Palace House, the flagship of the British Sporting Arts Trust (BSAT) at National Horseracing Museum, welcomes a new exhibition to its top floor with a re-hung display of Sir Alfred Munnings along with paintings by John Skeaping.
There are now four galleries dedicated to twentieth century sporting art. The largest gallery gives space to the BSAT collection of paintings by Sir Alfred Munnings which with the addition of loans from the Munnings Art Museum and private collections, gives an introduction to the artist’s work. The display also reflects on Munnings’ love of horseracing and Newmarket. Another gallery focuses on images of twentieth century country pursuits and includes works by Lionel Edwards, Cecil Aldin and a new acquisition by Gilbert Holliday. The final room showcases the BSAT rarely seen collection of John Skeaping drawings and pastels. Skeaping’s sculpture can also be found across the Museum site and a number of locations within Newmarket.
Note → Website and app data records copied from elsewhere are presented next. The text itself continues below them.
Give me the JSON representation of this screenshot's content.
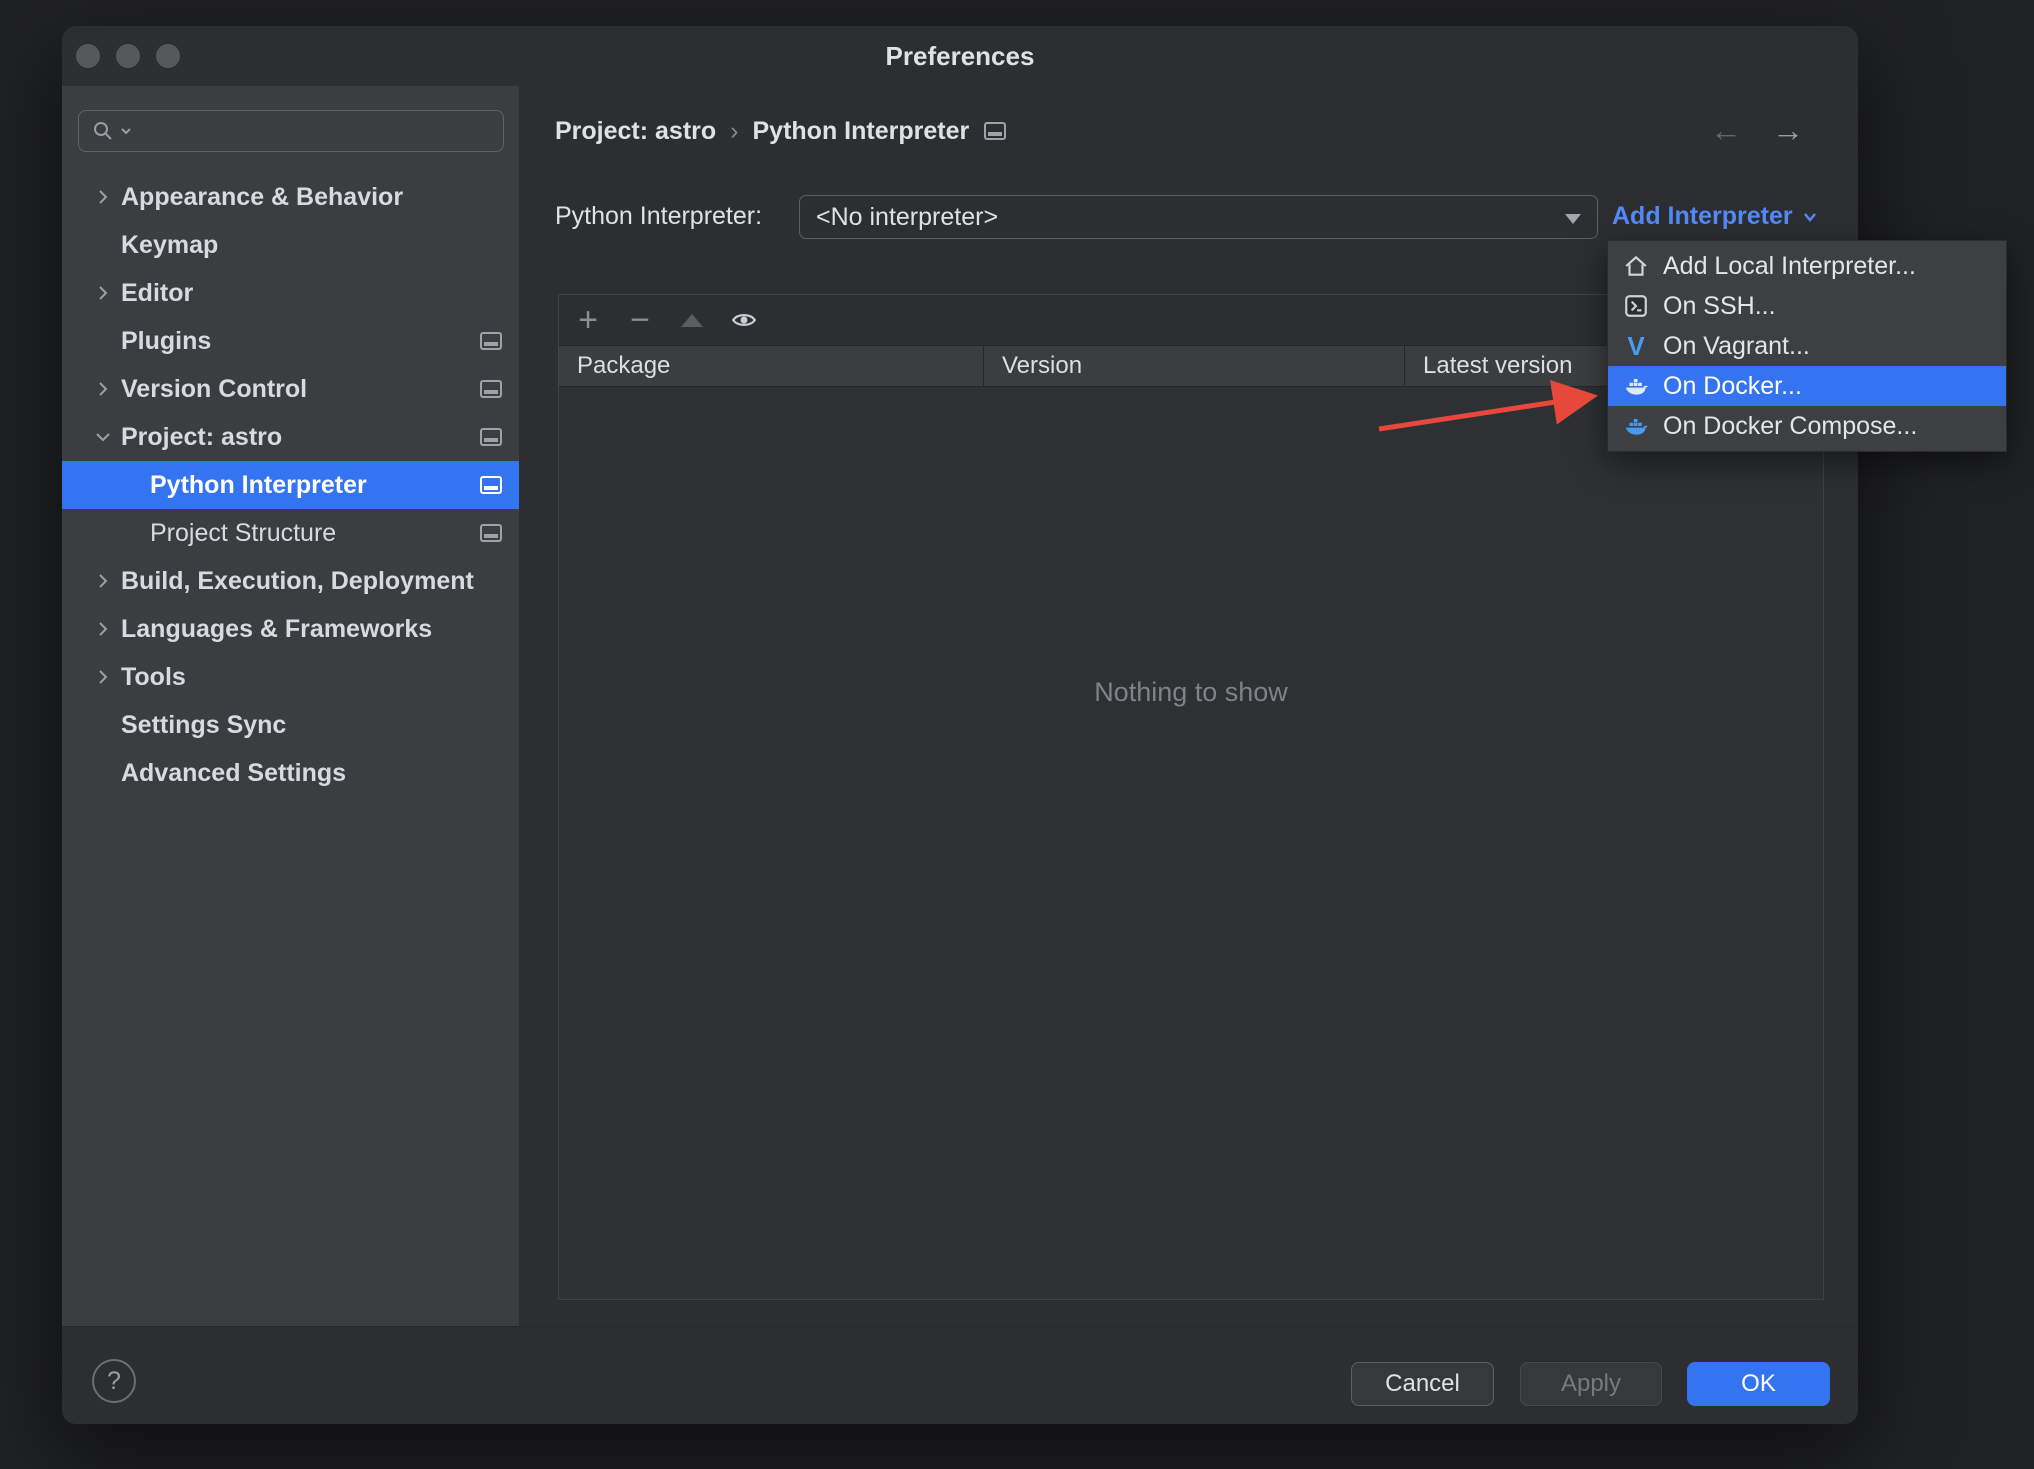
{
  "window": {
    "title": "Preferences"
  },
  "sidebar": {
    "items": [
      {
        "label": "Appearance & Behavior"
      },
      {
        "label": "Keymap"
      },
      {
        "label": "Editor"
      },
      {
        "label": "Plugins"
      },
      {
        "label": "Version Control"
      },
      {
        "label": "Project: astro"
      },
      {
        "label": "Python Interpreter",
        "selected": true
      },
      {
        "label": "Project Structure"
      },
      {
        "label": "Build, Execution, Deployment"
      },
      {
        "label": "Languages & Frameworks"
      },
      {
        "label": "Tools"
      },
      {
        "label": "Settings Sync"
      },
      {
        "label": "Advanced Settings"
      }
    ]
  },
  "breadcrumb": {
    "project": "Project: astro",
    "separator": "›",
    "page": "Python Interpreter"
  },
  "nav": {
    "back": "←",
    "forward": "→"
  },
  "interpreter": {
    "label": "Python Interpreter:",
    "value": "<No interpreter>",
    "add_link": "Add Interpreter"
  },
  "menu": {
    "items": [
      {
        "label": "Add Local Interpreter...",
        "icon": "home-icon"
      },
      {
        "label": "On SSH...",
        "icon": "ssh-icon"
      },
      {
        "label": "On Vagrant...",
        "icon": "vagrant-icon",
        "glyph": "V"
      },
      {
        "label": "On Docker...",
        "icon": "docker-icon",
        "selected": true
      },
      {
        "label": "On Docker Compose...",
        "icon": "docker-compose-icon"
      }
    ]
  },
  "toolbar": {
    "add": "+",
    "remove": "−",
    "icons": [
      "add-icon",
      "remove-icon",
      "move-up-icon",
      "show-early-releases-icon"
    ]
  },
  "table": {
    "columns": [
      "Package",
      "Version",
      "Latest version"
    ],
    "empty_text": "Nothing to show"
  },
  "footer": {
    "help": "?",
    "cancel": "Cancel",
    "apply": "Apply",
    "ok": "OK"
  },
  "colors": {
    "accent": "#3574f0",
    "link": "#548af7",
    "sidebar_selection": "#3574f0",
    "annotation_arrow": "#e8473b"
  }
}
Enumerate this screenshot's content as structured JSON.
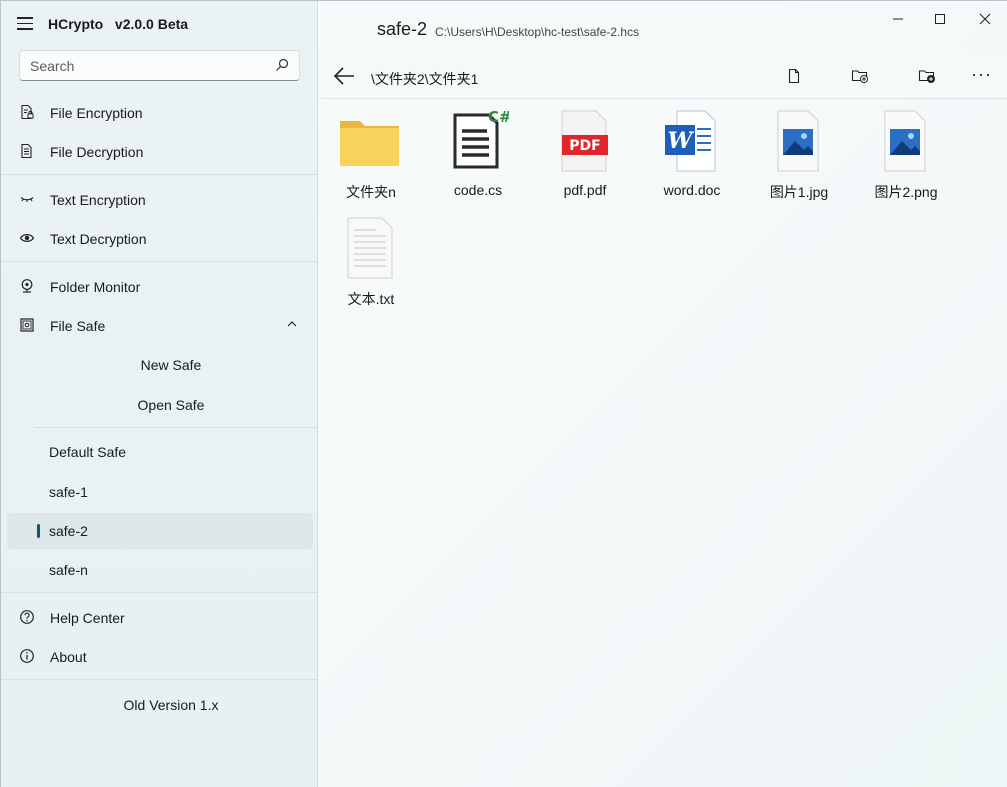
{
  "app": {
    "name": "HCrypto",
    "version": "v2.0.0 Beta"
  },
  "search": {
    "placeholder": "Search",
    "value": ""
  },
  "nav": {
    "file_encryption": "File Encryption",
    "file_decryption": "File Decryption",
    "text_encryption": "Text Encryption",
    "text_decryption": "Text Decryption",
    "folder_monitor": "Folder Monitor",
    "file_safe": "File Safe",
    "new_safe": "New Safe",
    "open_safe": "Open Safe",
    "safes": [
      "Default Safe",
      "safe-1",
      "safe-2",
      "safe-n"
    ],
    "selected_safe": "safe-2",
    "help_center": "Help Center",
    "about": "About",
    "old_version": "Old Version 1.x"
  },
  "window": {
    "title": "safe-2",
    "path": "C:\\Users\\H\\Desktop\\hc-test\\safe-2.hcs"
  },
  "toolbar": {
    "current_path": "\\文件夹2\\文件夹1",
    "more_label": "···"
  },
  "files": [
    {
      "name": "文件夹n",
      "type": "folder"
    },
    {
      "name": "code.cs",
      "type": "csharp"
    },
    {
      "name": "pdf.pdf",
      "type": "pdf"
    },
    {
      "name": "word.doc",
      "type": "word"
    },
    {
      "name": "图片1.jpg",
      "type": "image"
    },
    {
      "name": "图片2.png",
      "type": "image"
    },
    {
      "name": "文本.txt",
      "type": "text"
    }
  ],
  "colors": {
    "accent": "#0f5a6a",
    "folder": "#f6c94a",
    "pdf": "#e0262a",
    "word": "#1e5eb8",
    "csharp": "#2e8b3a",
    "image": "#2a6fc4"
  },
  "icons": {
    "file_badge": "C#",
    "pdf_badge": "PDF",
    "word_badge": "W"
  }
}
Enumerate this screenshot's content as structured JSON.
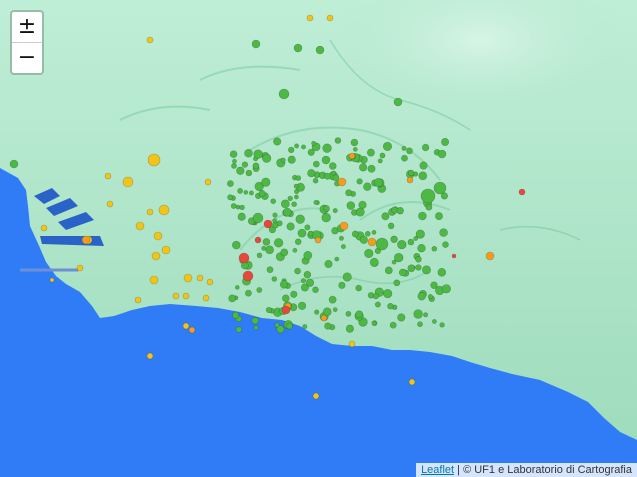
{
  "map": {
    "zoom_in_label": "±",
    "zoom_out_label": "−",
    "attribution": {
      "link_label": "Leaflet",
      "separator": " | ",
      "text": "© UF1 e Laboratorio di Cartografia"
    },
    "colors": {
      "sea": "#2f7cf6",
      "land": "#a9e4c8",
      "land_dark": "#7fcfa5",
      "harbor": "#2a63c8",
      "green_marker": "#4db844",
      "yellow_marker": "#f0c419",
      "orange_marker": "#f39c1f",
      "red_marker": "#e8483b"
    },
    "legend_categories": [
      "green",
      "yellow",
      "orange",
      "red"
    ]
  }
}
John Rattenbury Skeaping (1901-1980) in Newmarket
In addition to being renowned as a painter, along with his wife Barbara Hepworth and Henry Moore, Skeaping was a leading sculpture of the Modern British Art movement which developed in Britain in the 1920s. As their work moved towards abstraction he specialized in depicting horses and animals and found ready patronage in the racing industry.
Three important large equestrian bronzes by Skeaping are in Newmarket. Hyperion was commissioned by his owner, the 18th Earl of Derby, to stand outside the Jockey Club Rooms on the town’s High Street. Mill Reef (1972) is on view at the National Stud where he retired and is buried and Brigadier Gerard gazes out over the racecourse.
Mill Reef was bred at Paul Mellon’s Rokeby Stables in Virginia and was sent as a yearling in December 1969 to Ian Balding, Mellon’s English trainer, at Kingsclere. He was one of the exceptional racehorses of the 20th century, winning the Derby, the Eclipse Stakes, the King George VI and Queen Elizabeth Stakes and the Arc de Triomphe in his three-year old season. These drawings were preparatory works for the half life size sculpture at the National Stud in Newmarket. Such was the popularity of the horse they were reproduced as prints.
Skeaping described the horse as: “A charming character and full of grace Mill Reef walked like a ballet dancer and when he turned on the speed he fitted the description of the greyhound mentioned in The Book of Proverbs as ‘he who swims over the earth’.”
His detailed knowledge of horse anatomy and character distinguishes him as one of the most important equestrian artists of the 20th century. So do come and view his work in Palace House as well as in Newmarket.
Tickets to visit the National Horseracing Museum, which includes Palace House, may be purchased online or on the day.